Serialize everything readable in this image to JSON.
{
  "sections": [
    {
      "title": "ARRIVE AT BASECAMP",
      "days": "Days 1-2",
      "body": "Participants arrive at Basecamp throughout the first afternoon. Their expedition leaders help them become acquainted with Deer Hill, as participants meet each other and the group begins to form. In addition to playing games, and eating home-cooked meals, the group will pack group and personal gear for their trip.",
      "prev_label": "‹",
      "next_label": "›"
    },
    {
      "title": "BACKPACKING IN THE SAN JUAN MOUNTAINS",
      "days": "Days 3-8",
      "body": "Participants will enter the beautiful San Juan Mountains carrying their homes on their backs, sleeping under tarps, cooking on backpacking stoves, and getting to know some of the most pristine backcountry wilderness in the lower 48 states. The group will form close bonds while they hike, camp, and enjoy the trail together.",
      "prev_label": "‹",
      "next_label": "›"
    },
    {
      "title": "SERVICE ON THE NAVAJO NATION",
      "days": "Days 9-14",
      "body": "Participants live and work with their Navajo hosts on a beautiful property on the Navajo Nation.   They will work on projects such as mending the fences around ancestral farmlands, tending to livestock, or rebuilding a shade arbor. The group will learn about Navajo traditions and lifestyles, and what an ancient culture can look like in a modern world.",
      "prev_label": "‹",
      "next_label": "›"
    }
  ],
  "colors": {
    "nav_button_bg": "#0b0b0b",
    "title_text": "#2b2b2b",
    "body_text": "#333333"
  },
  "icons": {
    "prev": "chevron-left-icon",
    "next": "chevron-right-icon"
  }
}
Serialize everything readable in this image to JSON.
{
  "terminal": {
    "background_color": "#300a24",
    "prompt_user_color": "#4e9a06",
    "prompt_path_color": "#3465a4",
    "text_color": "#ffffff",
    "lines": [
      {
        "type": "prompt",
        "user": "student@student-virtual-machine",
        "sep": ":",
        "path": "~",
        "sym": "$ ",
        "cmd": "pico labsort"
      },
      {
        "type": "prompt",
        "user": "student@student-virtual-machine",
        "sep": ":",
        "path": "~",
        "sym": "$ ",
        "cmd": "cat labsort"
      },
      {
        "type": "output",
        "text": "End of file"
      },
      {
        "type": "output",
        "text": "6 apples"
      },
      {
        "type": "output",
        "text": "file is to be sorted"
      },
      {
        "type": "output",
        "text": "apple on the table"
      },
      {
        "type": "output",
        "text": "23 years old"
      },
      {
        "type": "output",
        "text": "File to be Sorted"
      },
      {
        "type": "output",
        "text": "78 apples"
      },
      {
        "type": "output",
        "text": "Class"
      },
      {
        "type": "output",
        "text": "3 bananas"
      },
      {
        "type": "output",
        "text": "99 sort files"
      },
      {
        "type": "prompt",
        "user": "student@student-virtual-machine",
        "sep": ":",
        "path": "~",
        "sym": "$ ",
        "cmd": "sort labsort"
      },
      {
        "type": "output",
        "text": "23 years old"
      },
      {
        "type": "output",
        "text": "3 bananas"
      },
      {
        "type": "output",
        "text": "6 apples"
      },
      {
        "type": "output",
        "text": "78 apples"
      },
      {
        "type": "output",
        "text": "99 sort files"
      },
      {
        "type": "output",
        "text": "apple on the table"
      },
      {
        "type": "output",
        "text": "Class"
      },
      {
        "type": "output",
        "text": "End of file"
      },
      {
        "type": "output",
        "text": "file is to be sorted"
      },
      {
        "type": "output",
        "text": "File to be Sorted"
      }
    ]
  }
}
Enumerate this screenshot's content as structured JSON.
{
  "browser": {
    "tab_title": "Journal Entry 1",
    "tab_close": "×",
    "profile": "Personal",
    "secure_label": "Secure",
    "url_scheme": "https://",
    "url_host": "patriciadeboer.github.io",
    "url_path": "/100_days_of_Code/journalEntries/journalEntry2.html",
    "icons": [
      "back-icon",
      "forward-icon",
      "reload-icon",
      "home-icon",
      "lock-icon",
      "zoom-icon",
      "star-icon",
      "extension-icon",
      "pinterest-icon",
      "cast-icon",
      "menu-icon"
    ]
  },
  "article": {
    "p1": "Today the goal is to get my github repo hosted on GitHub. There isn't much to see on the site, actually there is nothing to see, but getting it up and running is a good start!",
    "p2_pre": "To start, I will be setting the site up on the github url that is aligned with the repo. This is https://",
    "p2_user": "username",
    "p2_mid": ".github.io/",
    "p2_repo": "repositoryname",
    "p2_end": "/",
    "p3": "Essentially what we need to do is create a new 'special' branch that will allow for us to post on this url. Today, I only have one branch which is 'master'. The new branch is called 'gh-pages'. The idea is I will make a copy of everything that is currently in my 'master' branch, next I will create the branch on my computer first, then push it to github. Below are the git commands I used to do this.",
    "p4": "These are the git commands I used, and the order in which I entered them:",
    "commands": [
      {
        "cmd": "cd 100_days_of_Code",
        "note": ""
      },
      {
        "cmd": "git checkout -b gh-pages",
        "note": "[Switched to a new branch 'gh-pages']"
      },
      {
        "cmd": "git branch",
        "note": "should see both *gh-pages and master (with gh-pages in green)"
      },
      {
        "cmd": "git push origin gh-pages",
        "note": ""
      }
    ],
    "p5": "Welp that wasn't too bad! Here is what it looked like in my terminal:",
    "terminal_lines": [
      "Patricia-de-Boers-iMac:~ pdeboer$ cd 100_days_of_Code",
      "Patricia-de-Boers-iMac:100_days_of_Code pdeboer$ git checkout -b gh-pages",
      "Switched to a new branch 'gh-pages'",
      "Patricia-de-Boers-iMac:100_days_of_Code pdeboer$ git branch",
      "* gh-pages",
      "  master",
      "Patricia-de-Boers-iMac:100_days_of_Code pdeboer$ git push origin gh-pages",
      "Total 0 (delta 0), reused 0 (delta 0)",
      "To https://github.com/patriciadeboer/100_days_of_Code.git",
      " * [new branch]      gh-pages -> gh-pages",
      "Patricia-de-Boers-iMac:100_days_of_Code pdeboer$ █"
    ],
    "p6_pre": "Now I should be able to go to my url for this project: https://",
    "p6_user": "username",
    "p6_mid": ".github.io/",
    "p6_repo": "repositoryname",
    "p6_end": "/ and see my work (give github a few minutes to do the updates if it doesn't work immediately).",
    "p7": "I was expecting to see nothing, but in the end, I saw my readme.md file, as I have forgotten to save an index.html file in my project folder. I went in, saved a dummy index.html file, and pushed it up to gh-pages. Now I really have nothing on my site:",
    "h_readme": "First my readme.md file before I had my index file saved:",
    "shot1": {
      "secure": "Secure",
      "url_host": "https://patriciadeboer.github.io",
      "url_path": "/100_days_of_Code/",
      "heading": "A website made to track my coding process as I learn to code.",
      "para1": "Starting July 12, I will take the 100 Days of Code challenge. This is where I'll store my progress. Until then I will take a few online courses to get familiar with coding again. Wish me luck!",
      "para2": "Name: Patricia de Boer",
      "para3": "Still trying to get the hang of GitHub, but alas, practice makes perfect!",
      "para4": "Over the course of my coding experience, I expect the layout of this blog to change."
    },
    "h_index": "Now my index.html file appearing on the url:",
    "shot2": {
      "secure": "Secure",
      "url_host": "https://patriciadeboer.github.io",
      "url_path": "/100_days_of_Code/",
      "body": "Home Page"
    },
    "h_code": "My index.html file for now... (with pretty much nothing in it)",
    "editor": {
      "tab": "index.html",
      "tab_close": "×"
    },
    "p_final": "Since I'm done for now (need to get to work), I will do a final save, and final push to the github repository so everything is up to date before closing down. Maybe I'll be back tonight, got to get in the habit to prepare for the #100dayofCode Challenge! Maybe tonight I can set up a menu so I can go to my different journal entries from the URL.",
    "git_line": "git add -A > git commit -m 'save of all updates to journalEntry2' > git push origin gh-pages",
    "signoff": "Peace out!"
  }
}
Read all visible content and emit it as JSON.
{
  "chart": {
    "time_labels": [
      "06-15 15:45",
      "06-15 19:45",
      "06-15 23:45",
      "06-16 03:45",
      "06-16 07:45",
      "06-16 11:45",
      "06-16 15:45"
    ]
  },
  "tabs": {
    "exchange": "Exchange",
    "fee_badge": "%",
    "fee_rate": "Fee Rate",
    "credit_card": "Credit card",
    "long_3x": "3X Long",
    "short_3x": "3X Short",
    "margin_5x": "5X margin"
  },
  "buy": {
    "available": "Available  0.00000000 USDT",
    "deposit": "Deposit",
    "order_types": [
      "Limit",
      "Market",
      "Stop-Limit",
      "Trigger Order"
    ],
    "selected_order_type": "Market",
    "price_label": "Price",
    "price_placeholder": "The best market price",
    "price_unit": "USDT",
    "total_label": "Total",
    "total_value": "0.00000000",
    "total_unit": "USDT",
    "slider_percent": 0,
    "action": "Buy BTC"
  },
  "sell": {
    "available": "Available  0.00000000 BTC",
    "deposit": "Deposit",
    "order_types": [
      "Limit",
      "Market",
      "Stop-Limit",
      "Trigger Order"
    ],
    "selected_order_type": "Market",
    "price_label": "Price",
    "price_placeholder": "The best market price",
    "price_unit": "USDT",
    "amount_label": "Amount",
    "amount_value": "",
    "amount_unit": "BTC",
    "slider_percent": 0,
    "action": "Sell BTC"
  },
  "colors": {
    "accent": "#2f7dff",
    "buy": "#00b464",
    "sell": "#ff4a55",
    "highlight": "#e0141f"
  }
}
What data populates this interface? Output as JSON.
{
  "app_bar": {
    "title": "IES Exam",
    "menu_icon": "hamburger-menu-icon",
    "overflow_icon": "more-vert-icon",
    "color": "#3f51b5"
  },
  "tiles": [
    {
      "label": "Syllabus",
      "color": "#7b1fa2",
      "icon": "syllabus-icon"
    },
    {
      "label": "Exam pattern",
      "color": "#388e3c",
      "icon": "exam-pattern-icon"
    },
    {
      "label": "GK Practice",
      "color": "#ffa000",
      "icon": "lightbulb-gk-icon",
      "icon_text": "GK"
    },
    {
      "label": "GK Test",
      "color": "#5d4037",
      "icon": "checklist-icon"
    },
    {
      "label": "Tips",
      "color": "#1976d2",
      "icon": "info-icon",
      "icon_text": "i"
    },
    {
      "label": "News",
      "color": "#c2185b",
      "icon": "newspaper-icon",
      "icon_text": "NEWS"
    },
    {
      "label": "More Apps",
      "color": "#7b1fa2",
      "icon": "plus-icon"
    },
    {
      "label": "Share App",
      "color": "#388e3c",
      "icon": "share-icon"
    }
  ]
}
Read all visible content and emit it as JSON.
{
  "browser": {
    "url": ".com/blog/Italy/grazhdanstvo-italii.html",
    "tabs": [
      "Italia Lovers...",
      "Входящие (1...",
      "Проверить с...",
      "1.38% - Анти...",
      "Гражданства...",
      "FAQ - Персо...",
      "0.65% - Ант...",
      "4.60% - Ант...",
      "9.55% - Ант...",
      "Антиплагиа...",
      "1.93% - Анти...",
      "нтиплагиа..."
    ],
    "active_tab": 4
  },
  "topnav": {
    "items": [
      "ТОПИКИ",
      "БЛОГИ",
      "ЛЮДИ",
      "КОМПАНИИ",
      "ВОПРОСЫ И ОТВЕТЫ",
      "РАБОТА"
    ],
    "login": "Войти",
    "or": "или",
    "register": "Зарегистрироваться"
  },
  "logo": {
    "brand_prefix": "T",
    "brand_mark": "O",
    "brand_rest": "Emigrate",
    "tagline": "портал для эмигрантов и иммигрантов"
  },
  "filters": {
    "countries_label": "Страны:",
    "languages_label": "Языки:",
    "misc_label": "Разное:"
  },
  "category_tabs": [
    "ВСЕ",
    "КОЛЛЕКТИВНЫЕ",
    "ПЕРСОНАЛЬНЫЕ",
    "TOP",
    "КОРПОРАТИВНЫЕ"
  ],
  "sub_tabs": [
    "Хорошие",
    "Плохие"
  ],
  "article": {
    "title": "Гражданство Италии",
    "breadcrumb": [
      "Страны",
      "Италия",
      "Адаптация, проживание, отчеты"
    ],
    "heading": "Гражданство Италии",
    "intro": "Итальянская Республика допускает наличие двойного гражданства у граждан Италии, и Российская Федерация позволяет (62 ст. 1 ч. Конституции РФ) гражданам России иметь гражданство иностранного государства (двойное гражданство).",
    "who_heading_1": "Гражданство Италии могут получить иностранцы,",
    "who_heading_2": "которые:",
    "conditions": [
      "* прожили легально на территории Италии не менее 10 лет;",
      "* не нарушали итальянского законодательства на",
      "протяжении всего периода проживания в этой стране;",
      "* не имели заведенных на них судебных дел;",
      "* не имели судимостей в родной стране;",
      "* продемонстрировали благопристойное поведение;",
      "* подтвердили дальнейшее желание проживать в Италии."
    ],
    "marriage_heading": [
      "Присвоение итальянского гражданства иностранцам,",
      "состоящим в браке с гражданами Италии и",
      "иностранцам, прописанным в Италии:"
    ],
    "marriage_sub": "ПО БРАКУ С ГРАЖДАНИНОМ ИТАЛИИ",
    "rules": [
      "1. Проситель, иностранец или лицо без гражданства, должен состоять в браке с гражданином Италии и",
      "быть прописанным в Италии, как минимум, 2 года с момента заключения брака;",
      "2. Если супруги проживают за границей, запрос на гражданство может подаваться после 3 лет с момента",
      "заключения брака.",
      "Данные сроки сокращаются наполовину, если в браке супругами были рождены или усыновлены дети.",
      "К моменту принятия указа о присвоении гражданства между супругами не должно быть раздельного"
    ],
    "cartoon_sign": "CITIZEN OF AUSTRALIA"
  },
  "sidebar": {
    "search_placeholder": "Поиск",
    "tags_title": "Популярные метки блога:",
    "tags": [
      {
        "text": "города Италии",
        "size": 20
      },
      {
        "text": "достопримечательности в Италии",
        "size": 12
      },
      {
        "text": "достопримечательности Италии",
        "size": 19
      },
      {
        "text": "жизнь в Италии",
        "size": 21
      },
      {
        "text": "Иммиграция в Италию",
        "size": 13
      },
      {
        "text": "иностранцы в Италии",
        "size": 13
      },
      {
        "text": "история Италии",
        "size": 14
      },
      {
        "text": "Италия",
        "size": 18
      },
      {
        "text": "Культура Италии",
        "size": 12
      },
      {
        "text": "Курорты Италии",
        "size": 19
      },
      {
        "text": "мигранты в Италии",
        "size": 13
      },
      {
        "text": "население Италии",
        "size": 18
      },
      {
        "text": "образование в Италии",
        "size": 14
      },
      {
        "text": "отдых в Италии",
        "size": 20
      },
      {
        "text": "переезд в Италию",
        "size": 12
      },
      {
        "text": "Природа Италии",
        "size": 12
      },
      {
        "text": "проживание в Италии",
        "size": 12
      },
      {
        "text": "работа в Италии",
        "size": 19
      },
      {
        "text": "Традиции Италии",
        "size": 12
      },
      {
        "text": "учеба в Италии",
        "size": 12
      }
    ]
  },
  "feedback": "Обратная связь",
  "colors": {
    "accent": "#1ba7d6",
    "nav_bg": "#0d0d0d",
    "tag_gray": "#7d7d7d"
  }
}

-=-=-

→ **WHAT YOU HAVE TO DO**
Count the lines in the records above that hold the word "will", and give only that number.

→ **YOUR RESPONSE**
7